One example of this countering method could be found in Game 3, when the Clippers ran a split cut for Redick. Instead of fighting endlessly around screens for a 3-point shot as you might expect, LA took the easy route and simply cut Redick to the basket for an easy layup as a means to take advantage of an overeager defender.

We’ve talked about the Split Cut here on NBA Playbook before. The Los Angeles Lakers used it earlier in the season to beat the Golden State Warriors, the team that uses the split cut perhaps the most out of any team in the NBA.

Other teams, including the Portland Trail Blazers, have adapted the Warriors’ use of the split cut as a counter for their own offense this season, which is a testament to just how useful it is.

If you need a reminder, a split cut all about a screener coming up to screen, then cutting toward the basket before his screen action fully takes place. It’s about timing, and catching defenders off guard when they go to set up their recover positions for screens.

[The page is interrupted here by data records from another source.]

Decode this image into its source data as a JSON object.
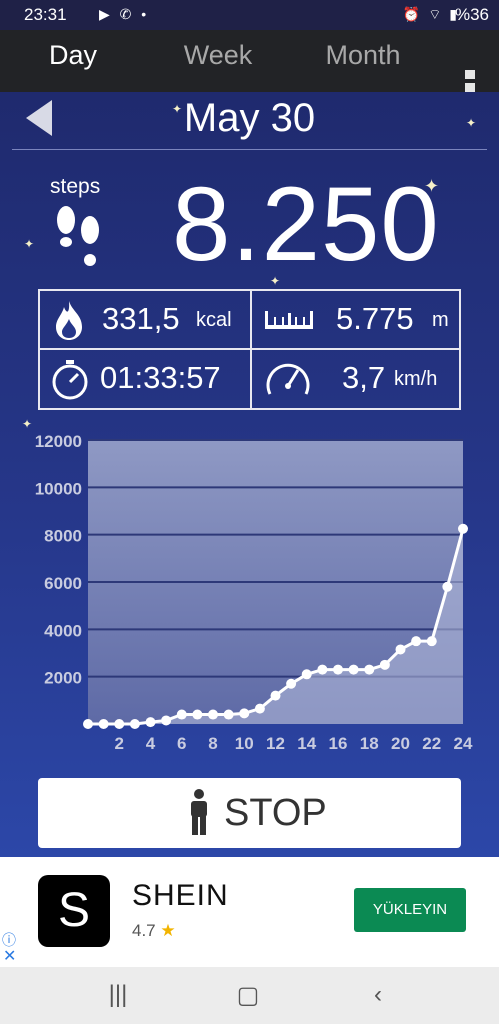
{
  "status_bar": {
    "time": "23:31",
    "app_icons": "▶ ✆ •",
    "system_icons": "⏰ ⌔ ▮",
    "battery": "%36"
  },
  "tabs": [
    {
      "label": "Day",
      "active": true
    },
    {
      "label": "Week",
      "active": false
    },
    {
      "label": "Month",
      "active": false
    }
  ],
  "header": {
    "date": "May 30"
  },
  "steps": {
    "label": "steps",
    "value": "8.250"
  },
  "stats": {
    "calories": {
      "value": "331,5",
      "unit": "kcal"
    },
    "distance": {
      "value": "5.775",
      "unit": "m"
    },
    "duration": {
      "value": "01:33:57"
    },
    "speed": {
      "value": "3,7",
      "unit": "km/h"
    }
  },
  "chart_data": {
    "type": "line",
    "x": [
      0,
      1,
      2,
      3,
      4,
      5,
      6,
      7,
      8,
      9,
      10,
      11,
      12,
      13,
      14,
      15,
      16,
      17,
      18,
      19,
      20,
      21,
      22,
      23,
      24
    ],
    "values": [
      0,
      0,
      0,
      0,
      80,
      150,
      400,
      400,
      400,
      400,
      450,
      650,
      1200,
      1700,
      2100,
      2300,
      2300,
      2300,
      2300,
      2500,
      3150,
      3500,
      3500,
      5800,
      8250
    ],
    "xticks": [
      "2",
      "4",
      "6",
      "8",
      "10",
      "12",
      "14",
      "16",
      "18",
      "20",
      "22",
      "24"
    ],
    "yticks": [
      "2000",
      "4000",
      "6000",
      "8000",
      "10000",
      "12000"
    ],
    "xlim": [
      0,
      24
    ],
    "ylim": [
      0,
      12000
    ],
    "grid": true
  },
  "stop_button": {
    "label": "STOP"
  },
  "ad": {
    "logo": "S",
    "title": "SHEIN",
    "rating": "4.7",
    "install_label": "YÜKLEYIN"
  },
  "colors": {
    "accent": "#f5f08a",
    "background_top": "#1f2a6e",
    "background_bottom": "#2c47a8",
    "install_button": "#0b8a53"
  }
}
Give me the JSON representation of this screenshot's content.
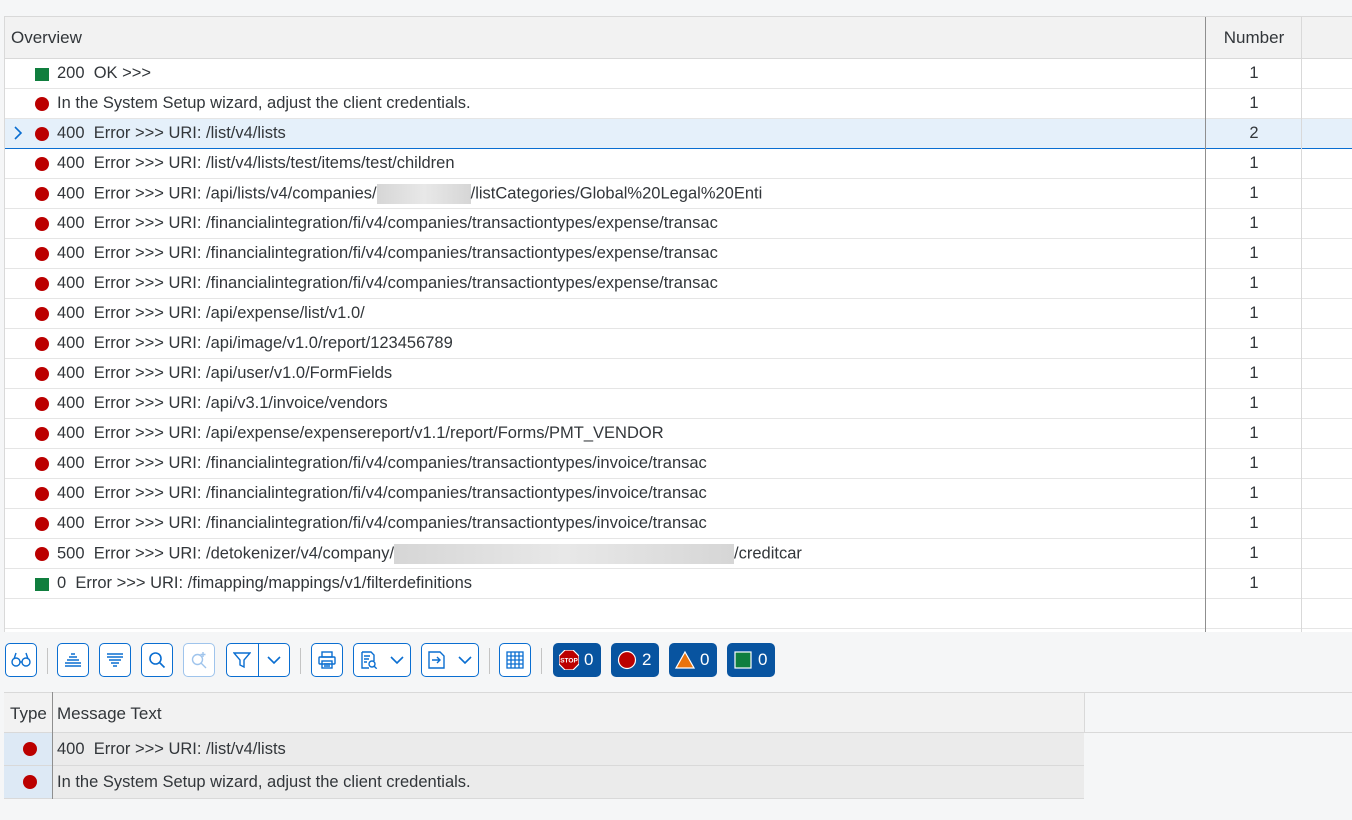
{
  "overview": {
    "columns": {
      "overview": "Overview",
      "number": "Number"
    },
    "rows": [
      {
        "icon": "green-square-icon",
        "status": "green",
        "text": "200  OK >>>",
        "number": "1",
        "expandable": false,
        "selected": false
      },
      {
        "icon": "red-circle-icon",
        "status": "red",
        "text": "In the System Setup wizard, adjust the client credentials.",
        "number": "1",
        "expandable": false,
        "selected": false
      },
      {
        "icon": "red-circle-icon",
        "status": "red",
        "text": "400  Error >>> URI: /list/v4/lists",
        "number": "2",
        "expandable": true,
        "selected": true
      },
      {
        "icon": "red-circle-icon",
        "status": "red",
        "text": "400  Error >>> URI: /list/v4/lists/test/items/test/children",
        "number": "1",
        "expandable": false,
        "selected": false
      },
      {
        "icon": "red-circle-icon",
        "status": "red",
        "text": "400  Error >>> URI: /api/lists/v4/companies/",
        "text_after": "/listCategories/Global%20Legal%20Enti",
        "redacted": "short",
        "number": "1",
        "expandable": false,
        "selected": false
      },
      {
        "icon": "red-circle-icon",
        "status": "red",
        "text": "400  Error >>> URI: /financialintegration/fi/v4/companies/transactiontypes/expense/transac",
        "number": "1",
        "expandable": false,
        "selected": false
      },
      {
        "icon": "red-circle-icon",
        "status": "red",
        "text": "400  Error >>> URI: /financialintegration/fi/v4/companies/transactiontypes/expense/transac",
        "number": "1",
        "expandable": false,
        "selected": false
      },
      {
        "icon": "red-circle-icon",
        "status": "red",
        "text": "400  Error >>> URI: /financialintegration/fi/v4/companies/transactiontypes/expense/transac",
        "number": "1",
        "expandable": false,
        "selected": false
      },
      {
        "icon": "red-circle-icon",
        "status": "red",
        "text": "400  Error >>> URI: /api/expense/list/v1.0/",
        "number": "1",
        "expandable": false,
        "selected": false
      },
      {
        "icon": "red-circle-icon",
        "status": "red",
        "text": "400  Error >>> URI: /api/image/v1.0/report/123456789",
        "number": "1",
        "expandable": false,
        "selected": false
      },
      {
        "icon": "red-circle-icon",
        "status": "red",
        "text": "400  Error >>> URI: /api/user/v1.0/FormFields",
        "number": "1",
        "expandable": false,
        "selected": false
      },
      {
        "icon": "red-circle-icon",
        "status": "red",
        "text": "400  Error >>> URI: /api/v3.1/invoice/vendors",
        "number": "1",
        "expandable": false,
        "selected": false
      },
      {
        "icon": "red-circle-icon",
        "status": "red",
        "text": "400  Error >>> URI: /api/expense/expensereport/v1.1/report/Forms/PMT_VENDOR",
        "number": "1",
        "expandable": false,
        "selected": false
      },
      {
        "icon": "red-circle-icon",
        "status": "red",
        "text": "400  Error >>> URI: /financialintegration/fi/v4/companies/transactiontypes/invoice/transac",
        "number": "1",
        "expandable": false,
        "selected": false
      },
      {
        "icon": "red-circle-icon",
        "status": "red",
        "text": "400  Error >>> URI: /financialintegration/fi/v4/companies/transactiontypes/invoice/transac",
        "number": "1",
        "expandable": false,
        "selected": false
      },
      {
        "icon": "red-circle-icon",
        "status": "red",
        "text": "400  Error >>> URI: /financialintegration/fi/v4/companies/transactiontypes/invoice/transac",
        "number": "1",
        "expandable": false,
        "selected": false
      },
      {
        "icon": "red-circle-icon",
        "status": "red",
        "text": "500  Error >>> URI: /detokenizer/v4/company/",
        "text_after": "/creditcar",
        "redacted": "long",
        "number": "1",
        "expandable": false,
        "selected": false
      },
      {
        "icon": "green-square-icon",
        "status": "green",
        "text": "0  Error >>> URI: /fimapping/mappings/v1/filterdefinitions",
        "number": "1",
        "expandable": false,
        "selected": false
      }
    ]
  },
  "toolbar": {
    "counters": [
      {
        "icon": "stop-icon",
        "value": "0"
      },
      {
        "icon": "error-circle-icon",
        "value": "2"
      },
      {
        "icon": "warning-triangle-icon",
        "value": "0"
      },
      {
        "icon": "success-square-icon",
        "value": "0"
      }
    ],
    "stop_label": "STOP"
  },
  "messages": {
    "columns": {
      "type": "Type",
      "text": "Message Text"
    },
    "rows": [
      {
        "icon": "red-circle-icon",
        "text": "400  Error >>> URI: /list/v4/lists"
      },
      {
        "icon": "red-circle-icon",
        "text": "In the System Setup wizard, adjust the client credentials."
      }
    ]
  },
  "colors": {
    "error": "#bb0000",
    "success": "#107e3e",
    "warning": "#e9730c",
    "accent": "#0a6ed1",
    "badge_bg": "#0854a0",
    "selected_row": "#e5f0fa"
  }
}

For a full breakdown on the split cut and how the Clippers used it, watch the video above.